■ WHAT THE TASK REQUIRES:
Please state how many lines in the records contain the string "Posted", with no words besides the number.

■ INPUT RECORDS:
########
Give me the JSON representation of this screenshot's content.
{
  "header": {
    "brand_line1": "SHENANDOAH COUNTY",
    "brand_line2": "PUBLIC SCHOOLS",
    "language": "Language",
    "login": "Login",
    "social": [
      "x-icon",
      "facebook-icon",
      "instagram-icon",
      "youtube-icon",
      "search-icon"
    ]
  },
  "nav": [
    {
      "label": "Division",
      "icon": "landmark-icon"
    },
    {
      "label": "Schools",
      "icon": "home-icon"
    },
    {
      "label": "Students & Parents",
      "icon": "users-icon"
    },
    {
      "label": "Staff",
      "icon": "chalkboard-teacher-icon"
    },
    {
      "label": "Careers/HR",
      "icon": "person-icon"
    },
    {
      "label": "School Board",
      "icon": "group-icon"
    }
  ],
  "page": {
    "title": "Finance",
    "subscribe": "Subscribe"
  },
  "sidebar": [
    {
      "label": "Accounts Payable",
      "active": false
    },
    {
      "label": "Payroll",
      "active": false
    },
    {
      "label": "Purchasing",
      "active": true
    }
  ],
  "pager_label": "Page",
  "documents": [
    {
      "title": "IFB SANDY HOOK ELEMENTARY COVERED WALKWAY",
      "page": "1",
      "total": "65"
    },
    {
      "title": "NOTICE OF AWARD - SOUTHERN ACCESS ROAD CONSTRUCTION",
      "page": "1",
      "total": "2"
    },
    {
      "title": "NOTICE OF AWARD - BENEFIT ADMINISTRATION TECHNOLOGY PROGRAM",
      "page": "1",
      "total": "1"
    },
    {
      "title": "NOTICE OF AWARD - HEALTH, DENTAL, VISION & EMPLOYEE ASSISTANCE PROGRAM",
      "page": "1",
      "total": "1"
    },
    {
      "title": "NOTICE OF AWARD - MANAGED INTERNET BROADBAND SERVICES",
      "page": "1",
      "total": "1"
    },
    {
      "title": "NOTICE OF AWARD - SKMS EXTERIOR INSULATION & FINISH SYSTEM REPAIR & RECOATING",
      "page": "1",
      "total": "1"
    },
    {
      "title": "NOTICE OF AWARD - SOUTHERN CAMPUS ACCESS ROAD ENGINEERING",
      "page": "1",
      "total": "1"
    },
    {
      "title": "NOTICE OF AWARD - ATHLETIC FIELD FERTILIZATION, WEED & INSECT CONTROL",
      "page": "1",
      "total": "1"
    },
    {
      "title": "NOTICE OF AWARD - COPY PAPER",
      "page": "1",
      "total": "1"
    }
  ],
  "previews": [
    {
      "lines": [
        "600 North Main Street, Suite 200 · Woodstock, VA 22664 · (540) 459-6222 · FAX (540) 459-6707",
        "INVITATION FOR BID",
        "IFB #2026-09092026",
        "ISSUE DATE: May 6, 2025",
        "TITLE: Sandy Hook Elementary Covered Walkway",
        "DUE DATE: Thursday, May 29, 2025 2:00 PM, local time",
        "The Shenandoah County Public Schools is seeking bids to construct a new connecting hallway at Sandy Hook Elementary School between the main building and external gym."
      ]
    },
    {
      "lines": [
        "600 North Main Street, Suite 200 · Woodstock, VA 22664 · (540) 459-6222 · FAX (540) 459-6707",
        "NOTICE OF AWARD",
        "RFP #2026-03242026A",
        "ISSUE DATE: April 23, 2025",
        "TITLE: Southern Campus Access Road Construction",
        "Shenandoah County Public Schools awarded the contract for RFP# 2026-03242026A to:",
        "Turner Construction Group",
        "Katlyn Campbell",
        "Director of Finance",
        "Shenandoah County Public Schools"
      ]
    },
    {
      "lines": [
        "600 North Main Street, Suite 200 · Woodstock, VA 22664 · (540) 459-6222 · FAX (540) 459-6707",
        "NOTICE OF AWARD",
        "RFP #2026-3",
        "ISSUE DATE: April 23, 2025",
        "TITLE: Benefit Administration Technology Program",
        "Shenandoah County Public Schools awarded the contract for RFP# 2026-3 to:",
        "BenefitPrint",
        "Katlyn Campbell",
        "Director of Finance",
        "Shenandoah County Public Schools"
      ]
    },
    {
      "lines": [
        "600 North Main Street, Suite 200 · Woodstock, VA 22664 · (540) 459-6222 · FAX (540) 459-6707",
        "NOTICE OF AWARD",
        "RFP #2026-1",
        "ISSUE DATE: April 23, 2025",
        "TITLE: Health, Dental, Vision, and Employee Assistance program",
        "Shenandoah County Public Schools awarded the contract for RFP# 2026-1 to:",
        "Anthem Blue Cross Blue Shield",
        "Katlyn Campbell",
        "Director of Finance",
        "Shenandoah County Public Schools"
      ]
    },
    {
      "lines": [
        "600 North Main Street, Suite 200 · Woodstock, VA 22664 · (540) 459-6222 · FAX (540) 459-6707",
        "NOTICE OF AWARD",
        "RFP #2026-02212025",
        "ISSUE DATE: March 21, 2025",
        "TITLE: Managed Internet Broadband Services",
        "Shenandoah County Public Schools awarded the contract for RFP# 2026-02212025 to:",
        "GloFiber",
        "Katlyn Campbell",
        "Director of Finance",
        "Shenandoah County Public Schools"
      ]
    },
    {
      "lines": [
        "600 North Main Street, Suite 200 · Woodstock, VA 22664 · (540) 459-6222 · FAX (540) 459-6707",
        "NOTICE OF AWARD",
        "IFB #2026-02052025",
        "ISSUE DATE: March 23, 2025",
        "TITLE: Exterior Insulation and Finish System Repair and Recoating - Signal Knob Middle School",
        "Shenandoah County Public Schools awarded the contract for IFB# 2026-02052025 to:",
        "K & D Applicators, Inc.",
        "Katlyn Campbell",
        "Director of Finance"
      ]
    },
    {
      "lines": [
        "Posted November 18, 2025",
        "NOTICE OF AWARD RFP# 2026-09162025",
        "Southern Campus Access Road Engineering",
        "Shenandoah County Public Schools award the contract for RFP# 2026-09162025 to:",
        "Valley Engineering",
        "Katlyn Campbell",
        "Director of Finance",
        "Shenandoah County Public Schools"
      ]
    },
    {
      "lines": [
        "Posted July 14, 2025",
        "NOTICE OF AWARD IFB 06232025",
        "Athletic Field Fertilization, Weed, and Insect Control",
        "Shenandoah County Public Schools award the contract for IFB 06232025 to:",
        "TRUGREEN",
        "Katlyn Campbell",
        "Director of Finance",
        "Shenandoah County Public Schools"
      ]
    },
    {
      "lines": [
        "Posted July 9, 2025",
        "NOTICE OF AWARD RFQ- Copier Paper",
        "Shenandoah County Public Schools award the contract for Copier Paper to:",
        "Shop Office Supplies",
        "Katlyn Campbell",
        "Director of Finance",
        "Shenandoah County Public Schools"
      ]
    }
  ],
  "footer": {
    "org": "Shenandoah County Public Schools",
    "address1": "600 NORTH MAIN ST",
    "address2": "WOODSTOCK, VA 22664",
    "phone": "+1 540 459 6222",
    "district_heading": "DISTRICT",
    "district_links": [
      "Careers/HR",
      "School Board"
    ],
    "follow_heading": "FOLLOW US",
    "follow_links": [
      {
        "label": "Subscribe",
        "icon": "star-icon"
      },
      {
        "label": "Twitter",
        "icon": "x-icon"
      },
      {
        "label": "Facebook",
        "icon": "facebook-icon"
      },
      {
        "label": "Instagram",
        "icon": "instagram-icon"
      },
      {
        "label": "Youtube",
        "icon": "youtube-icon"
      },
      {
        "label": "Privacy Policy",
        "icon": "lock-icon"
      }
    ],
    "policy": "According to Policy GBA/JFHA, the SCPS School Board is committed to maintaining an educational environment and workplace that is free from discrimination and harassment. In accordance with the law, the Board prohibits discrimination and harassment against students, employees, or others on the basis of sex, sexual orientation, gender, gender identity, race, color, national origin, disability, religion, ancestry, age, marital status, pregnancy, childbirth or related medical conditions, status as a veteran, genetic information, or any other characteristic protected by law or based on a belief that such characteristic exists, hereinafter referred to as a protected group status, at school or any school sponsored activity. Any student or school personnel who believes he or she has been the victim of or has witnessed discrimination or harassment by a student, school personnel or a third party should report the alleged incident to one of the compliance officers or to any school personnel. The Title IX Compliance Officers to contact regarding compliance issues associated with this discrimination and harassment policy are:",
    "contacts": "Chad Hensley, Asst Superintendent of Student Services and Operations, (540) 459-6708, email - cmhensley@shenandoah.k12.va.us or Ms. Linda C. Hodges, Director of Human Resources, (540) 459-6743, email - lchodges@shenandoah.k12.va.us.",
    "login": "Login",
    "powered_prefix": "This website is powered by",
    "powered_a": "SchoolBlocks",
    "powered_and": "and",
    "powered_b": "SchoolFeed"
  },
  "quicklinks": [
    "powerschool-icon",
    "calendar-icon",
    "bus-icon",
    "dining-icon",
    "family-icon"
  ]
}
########
■ TASK ANSWER:
3